> WHAT TO DO: Copy every record that appears below, exactly as it stands.

━━ RECORDS FOR PROCESSING

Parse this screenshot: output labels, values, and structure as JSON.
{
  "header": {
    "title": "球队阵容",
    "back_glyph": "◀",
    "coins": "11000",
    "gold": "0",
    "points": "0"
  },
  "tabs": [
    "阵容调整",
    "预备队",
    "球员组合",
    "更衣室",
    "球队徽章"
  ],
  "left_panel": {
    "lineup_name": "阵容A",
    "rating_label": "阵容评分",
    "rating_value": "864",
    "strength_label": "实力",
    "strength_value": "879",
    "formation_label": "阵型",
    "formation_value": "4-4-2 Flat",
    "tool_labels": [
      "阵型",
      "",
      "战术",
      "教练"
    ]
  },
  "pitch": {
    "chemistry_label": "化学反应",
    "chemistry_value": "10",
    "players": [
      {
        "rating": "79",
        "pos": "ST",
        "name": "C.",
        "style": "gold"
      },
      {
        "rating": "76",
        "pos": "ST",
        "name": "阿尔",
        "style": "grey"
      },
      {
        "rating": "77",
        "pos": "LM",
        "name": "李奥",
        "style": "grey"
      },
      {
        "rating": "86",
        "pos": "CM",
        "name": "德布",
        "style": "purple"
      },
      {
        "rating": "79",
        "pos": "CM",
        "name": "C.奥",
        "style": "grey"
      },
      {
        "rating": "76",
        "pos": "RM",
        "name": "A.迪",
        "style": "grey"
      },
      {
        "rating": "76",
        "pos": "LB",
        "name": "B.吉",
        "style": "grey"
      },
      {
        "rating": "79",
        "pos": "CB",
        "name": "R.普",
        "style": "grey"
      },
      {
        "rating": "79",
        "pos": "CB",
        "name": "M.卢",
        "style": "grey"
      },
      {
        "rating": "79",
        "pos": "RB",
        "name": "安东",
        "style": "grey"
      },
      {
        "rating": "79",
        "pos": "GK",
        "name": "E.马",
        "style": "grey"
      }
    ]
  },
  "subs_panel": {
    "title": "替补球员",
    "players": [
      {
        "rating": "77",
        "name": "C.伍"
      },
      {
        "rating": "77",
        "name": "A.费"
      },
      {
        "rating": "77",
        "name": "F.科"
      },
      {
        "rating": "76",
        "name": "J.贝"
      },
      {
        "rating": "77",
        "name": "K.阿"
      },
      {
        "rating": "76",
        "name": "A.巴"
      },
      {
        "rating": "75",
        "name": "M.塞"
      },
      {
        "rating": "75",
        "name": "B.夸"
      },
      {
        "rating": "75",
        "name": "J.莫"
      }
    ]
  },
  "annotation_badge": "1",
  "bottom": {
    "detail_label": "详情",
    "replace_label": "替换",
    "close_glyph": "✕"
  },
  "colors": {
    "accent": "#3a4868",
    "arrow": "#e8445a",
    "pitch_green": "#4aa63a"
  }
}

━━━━

> RESPONSE:
Parse this screenshot: output labels, values, and structure as JSON.
{
  "header": {
    "title": "球队阵容",
    "back_glyph": "◀",
    "coins": "11000",
    "gold": "0",
    "points": "0"
  },
  "tabs": [
    "阵容调整",
    "预备队",
    "球员组合",
    "更衣室",
    "球队徽章"
  ],
  "left_panel": {
    "lineup_name": "阵容A",
    "rating_label": "阵容评分",
    "rating_value": "864",
    "strength_label": "实力",
    "strength_value": "879",
    "formation_label": "阵型",
    "formation_value": "4-4-2 Flat",
    "tool_labels": [
      "阵型",
      "",
      "战术",
      "教练"
    ]
  },
  "pitch": {
    "chemistry_label": "化学反应",
    "chemistry_value": "10",
    "players": [
      {
        "rating": "79",
        "pos": "ST",
        "name": "C.",
        "style": "gold"
      },
      {
        "rating": "76",
        "pos": "ST",
        "name": "阿尔",
        "style": "grey"
      },
      {
        "rating": "77",
        "pos": "LM",
        "name": "李奥",
        "style": "grey"
      },
      {
        "rating": "86",
        "pos": "CM",
        "name": "德布",
        "style": "purple"
      },
      {
        "rating": "79",
        "pos": "CM",
        "name": "C.奥",
        "style": "grey"
      },
      {
        "rating": "76",
        "pos": "RM",
        "name": "A.迪",
        "style": "grey"
      },
      {
        "rating": "76",
        "pos": "LB",
        "name": "B.吉",
        "style": "grey"
      },
      {
        "rating": "79",
        "pos": "CB",
        "name": "R.普",
        "style": "grey"
      },
      {
        "rating": "79",
        "pos": "CB",
        "name": "M.卢",
        "style": "grey"
      },
      {
        "rating": "79",
        "pos": "RB",
        "name": "安东",
        "style": "grey"
      },
      {
        "rating": "79",
        "pos": "GK",
        "name": "E.马",
        "style": "grey"
      }
    ]
  },
  "subs_panel": {
    "title": "替补球员",
    "players": [
      {
        "rating": "77",
        "name": "C.伍"
      },
      {
        "rating": "77",
        "name": "A.费"
      },
      {
        "rating": "77",
        "name": "F.科"
      },
      {
        "rating": "76",
        "name": "J.贝"
      },
      {
        "rating": "77",
        "name": "K.阿"
      },
      {
        "rating": "76",
        "name": "A.巴"
      },
      {
        "rating": "75",
        "name": "M.塞"
      },
      {
        "rating": "75",
        "name": "B.夸"
      },
      {
        "rating": "75",
        "name": "J.莫"
      }
    ]
  },
  "annotation_badge": "1",
  "bottom": {
    "detail_label": "详情",
    "replace_label": "替换",
    "close_glyph": "✕"
  },
  "colors": {
    "accent": "#3a4868",
    "arrow": "#e8445a",
    "pitch_green": "#4aa63a"
  }
}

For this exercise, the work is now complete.